**YOUR ASSIGNMENT**. Reproduce the records below exactly, with nothing altered.

Stored entries:
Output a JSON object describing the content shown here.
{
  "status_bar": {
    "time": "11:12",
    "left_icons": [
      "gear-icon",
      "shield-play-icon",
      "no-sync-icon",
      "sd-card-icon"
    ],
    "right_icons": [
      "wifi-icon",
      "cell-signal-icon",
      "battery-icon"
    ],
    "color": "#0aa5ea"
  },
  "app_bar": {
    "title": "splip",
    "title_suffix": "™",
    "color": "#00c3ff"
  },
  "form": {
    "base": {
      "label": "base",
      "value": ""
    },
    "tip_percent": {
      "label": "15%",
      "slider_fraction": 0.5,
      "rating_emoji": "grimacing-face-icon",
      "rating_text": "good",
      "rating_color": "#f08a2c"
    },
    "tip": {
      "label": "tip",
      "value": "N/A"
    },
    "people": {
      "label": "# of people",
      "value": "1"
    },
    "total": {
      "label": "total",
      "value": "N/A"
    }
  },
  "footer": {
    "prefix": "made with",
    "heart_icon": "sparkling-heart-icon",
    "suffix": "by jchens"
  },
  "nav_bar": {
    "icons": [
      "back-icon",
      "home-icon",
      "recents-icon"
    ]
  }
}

**SOLUTION FOR THIS PROBLEM**.
Output a JSON object describing the content shown here.
{
  "status_bar": {
    "time": "11:12",
    "left_icons": [
      "gear-icon",
      "shield-play-icon",
      "no-sync-icon",
      "sd-card-icon"
    ],
    "right_icons": [
      "wifi-icon",
      "cell-signal-icon",
      "battery-icon"
    ],
    "color": "#0aa5ea"
  },
  "app_bar": {
    "title": "splip",
    "title_suffix": "™",
    "color": "#00c3ff"
  },
  "form": {
    "base": {
      "label": "base",
      "value": ""
    },
    "tip_percent": {
      "label": "15%",
      "slider_fraction": 0.5,
      "rating_emoji": "grimacing-face-icon",
      "rating_text": "good",
      "rating_color": "#f08a2c"
    },
    "tip": {
      "label": "tip",
      "value": "N/A"
    },
    "people": {
      "label": "# of people",
      "value": "1"
    },
    "total": {
      "label": "total",
      "value": "N/A"
    }
  },
  "footer": {
    "prefix": "made with",
    "heart_icon": "sparkling-heart-icon",
    "suffix": "by jchens"
  },
  "nav_bar": {
    "icons": [
      "back-icon",
      "home-icon",
      "recents-icon"
    ]
  }
}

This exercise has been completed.